James Fowler’s Stages of Faith has been a staple in certain seminary courses since the 1980s. While subsequent scholarship has criticized and refined the theory, it continues to exercise wide impact. Unfortunately it also has been misused, with dreadful results. Fowler’s theory
A couple of weeks ago, I shared my view that a future United Methodism, whatever form(s) it takes, will still need clear doctrine, strong teaching, and effective measures of accountability. Let me try to extend that thought by suggesting that,
The Council of Bishops have gathered in Dallas for the latest round of discussions about United Methodism’s future. We eagerly and anxiously await a word. Many United Methodist are praying for wisdom for our leaders, for good outcomes, for unity.
We’re familiar with Jesus’ focus on motives as much as behavior in a number of his sayings in the Sermon on the Mount. It’s not enough that we don’t kill our brother or sister. It also matters how we deal

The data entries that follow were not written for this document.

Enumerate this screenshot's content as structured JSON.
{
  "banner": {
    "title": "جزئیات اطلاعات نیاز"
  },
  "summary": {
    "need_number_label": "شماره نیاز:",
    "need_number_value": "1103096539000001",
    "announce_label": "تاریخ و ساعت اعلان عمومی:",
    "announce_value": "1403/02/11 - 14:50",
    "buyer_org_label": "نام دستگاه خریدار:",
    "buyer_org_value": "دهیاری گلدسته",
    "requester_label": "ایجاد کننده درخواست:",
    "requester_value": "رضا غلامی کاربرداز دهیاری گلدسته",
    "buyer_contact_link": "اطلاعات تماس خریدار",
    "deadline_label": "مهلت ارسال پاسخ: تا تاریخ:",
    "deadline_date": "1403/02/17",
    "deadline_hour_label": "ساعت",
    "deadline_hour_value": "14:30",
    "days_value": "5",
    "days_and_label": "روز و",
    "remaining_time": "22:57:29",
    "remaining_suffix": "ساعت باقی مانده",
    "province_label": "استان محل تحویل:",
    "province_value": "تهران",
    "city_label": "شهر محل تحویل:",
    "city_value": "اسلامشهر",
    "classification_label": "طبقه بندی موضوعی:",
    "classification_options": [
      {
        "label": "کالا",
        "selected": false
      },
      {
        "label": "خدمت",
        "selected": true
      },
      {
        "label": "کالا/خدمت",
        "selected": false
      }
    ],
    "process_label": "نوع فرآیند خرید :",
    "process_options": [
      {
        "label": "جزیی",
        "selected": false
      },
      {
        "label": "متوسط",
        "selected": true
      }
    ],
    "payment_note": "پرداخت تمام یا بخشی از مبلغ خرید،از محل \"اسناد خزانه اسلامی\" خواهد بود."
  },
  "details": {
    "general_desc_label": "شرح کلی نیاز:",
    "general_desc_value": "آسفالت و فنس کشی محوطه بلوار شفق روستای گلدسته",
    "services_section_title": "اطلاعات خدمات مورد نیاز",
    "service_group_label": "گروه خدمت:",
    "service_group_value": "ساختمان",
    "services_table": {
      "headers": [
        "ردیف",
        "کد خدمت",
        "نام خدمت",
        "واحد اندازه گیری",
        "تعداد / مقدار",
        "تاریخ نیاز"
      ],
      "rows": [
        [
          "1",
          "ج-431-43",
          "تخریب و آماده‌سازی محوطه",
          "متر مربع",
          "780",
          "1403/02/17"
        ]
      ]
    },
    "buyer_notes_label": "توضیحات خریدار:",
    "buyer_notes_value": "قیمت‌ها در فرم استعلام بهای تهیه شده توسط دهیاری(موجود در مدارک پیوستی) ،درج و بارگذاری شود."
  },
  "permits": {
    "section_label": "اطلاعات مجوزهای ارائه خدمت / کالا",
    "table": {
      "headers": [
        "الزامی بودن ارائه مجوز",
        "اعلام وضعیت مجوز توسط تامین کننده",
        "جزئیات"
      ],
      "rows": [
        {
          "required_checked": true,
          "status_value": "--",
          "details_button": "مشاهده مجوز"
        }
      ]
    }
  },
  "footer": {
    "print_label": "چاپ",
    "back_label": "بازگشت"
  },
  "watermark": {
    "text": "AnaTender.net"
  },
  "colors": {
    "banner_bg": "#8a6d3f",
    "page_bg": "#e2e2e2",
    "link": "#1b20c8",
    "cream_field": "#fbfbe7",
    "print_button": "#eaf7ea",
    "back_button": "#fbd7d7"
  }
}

(I’m posting here my homily for today’s Ash Wednesday service at Southern Methodist University. It is based on two verses from Hebrews 12.) “Endure trials for the sake of discipline (paideia). God is treating you as children; for what child